> **Activity**
The expected output is each line below containing "Select", copied in full.

[[ Data supplied, beginning ]]

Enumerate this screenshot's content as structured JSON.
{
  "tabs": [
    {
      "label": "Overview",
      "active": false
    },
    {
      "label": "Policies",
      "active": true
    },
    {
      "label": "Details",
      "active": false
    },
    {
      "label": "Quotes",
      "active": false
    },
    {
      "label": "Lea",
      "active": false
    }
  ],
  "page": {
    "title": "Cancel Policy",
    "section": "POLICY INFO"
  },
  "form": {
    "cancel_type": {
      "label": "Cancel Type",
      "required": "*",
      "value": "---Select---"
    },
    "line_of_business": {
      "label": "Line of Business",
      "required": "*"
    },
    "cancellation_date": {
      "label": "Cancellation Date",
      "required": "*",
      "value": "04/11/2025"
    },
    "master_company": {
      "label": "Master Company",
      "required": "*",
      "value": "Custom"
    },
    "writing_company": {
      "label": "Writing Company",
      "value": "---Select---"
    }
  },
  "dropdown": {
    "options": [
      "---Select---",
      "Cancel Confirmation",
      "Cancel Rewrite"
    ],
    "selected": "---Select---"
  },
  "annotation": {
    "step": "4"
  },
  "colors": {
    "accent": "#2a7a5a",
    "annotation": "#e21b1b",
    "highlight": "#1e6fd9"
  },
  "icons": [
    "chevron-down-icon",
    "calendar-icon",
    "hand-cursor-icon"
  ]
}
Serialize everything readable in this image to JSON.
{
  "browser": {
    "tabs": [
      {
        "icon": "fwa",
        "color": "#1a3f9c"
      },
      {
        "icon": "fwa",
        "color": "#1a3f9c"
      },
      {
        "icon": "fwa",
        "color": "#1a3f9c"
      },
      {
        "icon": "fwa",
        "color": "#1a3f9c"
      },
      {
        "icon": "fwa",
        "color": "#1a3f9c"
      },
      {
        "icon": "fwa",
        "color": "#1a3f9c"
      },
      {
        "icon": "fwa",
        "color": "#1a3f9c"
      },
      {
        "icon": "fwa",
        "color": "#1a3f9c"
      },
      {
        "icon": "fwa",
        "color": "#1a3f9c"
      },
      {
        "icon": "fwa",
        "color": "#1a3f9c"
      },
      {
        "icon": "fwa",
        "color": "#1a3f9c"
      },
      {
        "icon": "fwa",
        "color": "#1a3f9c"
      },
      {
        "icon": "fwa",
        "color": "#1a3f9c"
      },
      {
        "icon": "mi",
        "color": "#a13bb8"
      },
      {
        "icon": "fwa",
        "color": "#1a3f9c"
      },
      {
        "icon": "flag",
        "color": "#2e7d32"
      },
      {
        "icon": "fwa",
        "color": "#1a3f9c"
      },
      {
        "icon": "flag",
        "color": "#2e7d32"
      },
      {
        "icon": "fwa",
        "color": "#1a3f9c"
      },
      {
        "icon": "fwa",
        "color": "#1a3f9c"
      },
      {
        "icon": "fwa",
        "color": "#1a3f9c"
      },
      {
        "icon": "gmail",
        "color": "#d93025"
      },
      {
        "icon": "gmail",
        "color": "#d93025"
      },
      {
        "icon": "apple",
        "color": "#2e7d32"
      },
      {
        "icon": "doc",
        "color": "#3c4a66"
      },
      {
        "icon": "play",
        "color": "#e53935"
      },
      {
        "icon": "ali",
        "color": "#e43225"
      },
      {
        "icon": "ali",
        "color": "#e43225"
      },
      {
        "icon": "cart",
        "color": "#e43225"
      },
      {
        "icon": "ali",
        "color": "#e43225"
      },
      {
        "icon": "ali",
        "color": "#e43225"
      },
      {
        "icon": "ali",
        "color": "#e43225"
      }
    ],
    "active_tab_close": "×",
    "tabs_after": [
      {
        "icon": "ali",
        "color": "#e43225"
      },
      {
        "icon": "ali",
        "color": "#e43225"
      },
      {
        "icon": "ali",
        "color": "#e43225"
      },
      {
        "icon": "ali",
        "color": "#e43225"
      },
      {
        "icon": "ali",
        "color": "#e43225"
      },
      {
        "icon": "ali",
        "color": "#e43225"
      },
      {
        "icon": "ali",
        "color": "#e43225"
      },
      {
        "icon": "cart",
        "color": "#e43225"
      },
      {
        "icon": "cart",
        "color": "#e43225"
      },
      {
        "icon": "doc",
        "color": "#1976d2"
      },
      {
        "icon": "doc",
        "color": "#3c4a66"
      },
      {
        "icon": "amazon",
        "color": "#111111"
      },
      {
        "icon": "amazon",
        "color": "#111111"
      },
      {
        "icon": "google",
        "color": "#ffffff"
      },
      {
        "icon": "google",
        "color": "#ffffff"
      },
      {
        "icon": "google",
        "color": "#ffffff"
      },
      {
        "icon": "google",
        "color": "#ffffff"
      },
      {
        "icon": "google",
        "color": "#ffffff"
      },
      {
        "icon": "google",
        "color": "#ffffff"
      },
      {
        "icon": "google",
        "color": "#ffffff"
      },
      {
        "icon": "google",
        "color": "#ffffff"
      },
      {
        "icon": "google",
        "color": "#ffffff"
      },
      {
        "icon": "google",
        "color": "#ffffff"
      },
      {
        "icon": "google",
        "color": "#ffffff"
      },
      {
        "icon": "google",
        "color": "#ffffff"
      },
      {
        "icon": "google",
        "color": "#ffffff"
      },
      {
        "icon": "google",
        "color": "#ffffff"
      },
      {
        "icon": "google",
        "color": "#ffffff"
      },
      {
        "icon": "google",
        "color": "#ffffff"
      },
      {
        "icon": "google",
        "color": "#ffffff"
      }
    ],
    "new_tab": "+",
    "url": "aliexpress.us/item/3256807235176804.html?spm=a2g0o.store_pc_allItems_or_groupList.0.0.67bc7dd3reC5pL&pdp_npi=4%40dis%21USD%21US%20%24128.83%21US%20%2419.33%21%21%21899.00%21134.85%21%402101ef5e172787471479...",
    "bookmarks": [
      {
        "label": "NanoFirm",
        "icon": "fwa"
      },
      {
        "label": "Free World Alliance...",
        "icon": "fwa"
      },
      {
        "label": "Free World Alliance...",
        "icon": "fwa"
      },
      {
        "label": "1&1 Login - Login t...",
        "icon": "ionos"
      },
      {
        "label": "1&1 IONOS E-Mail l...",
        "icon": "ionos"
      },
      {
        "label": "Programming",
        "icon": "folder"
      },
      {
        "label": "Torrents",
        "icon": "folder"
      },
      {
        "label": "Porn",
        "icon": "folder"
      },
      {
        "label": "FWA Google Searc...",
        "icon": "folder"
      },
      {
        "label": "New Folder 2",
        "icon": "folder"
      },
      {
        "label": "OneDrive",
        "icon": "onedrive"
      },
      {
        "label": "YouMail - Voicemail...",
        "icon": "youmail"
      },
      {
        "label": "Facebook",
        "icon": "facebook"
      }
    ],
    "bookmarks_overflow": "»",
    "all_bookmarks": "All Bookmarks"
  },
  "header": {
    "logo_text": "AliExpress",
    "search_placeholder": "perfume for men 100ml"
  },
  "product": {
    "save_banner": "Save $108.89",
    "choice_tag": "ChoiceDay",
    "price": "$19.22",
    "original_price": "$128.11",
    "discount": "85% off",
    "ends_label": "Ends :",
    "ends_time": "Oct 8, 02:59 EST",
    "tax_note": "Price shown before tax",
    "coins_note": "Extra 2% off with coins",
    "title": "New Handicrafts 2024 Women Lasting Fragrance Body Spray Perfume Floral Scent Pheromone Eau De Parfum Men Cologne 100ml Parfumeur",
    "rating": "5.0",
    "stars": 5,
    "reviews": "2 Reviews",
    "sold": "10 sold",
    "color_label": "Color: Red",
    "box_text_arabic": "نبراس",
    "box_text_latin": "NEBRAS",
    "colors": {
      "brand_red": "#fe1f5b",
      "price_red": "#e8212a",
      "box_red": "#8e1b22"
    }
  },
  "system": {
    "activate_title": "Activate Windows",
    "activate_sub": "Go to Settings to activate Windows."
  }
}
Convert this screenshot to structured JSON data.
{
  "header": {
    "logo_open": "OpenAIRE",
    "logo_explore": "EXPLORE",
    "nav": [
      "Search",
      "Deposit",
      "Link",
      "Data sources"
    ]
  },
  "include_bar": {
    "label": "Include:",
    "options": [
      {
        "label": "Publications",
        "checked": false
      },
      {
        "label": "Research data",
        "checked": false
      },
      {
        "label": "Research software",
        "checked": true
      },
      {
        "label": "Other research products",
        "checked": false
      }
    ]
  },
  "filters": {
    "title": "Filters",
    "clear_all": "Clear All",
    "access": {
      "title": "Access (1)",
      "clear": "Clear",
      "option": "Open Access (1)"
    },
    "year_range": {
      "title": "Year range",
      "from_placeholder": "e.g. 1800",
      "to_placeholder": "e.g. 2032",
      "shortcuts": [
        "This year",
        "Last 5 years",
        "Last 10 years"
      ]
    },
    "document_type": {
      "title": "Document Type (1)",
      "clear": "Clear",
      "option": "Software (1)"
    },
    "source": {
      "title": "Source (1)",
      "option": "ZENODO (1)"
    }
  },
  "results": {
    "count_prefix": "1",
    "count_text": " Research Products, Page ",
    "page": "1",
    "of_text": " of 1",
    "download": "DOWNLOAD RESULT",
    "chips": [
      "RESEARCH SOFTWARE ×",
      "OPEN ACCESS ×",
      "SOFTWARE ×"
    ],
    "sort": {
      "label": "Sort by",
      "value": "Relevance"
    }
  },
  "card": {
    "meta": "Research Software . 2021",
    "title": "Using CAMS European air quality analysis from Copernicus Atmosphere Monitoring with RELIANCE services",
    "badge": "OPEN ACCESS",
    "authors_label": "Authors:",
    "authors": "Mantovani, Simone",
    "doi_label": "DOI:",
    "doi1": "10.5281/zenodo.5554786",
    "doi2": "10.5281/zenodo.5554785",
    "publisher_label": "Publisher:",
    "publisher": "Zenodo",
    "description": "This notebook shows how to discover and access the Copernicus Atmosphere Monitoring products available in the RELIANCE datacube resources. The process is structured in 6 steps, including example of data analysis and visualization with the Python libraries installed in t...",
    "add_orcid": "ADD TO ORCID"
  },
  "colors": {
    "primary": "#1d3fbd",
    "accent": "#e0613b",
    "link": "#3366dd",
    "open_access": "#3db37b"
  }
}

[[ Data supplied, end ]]

> **Exercise result**
      "value": "---Select---"
      "value": "---Select---"
      "---Select---",
    "selected": "---Select---"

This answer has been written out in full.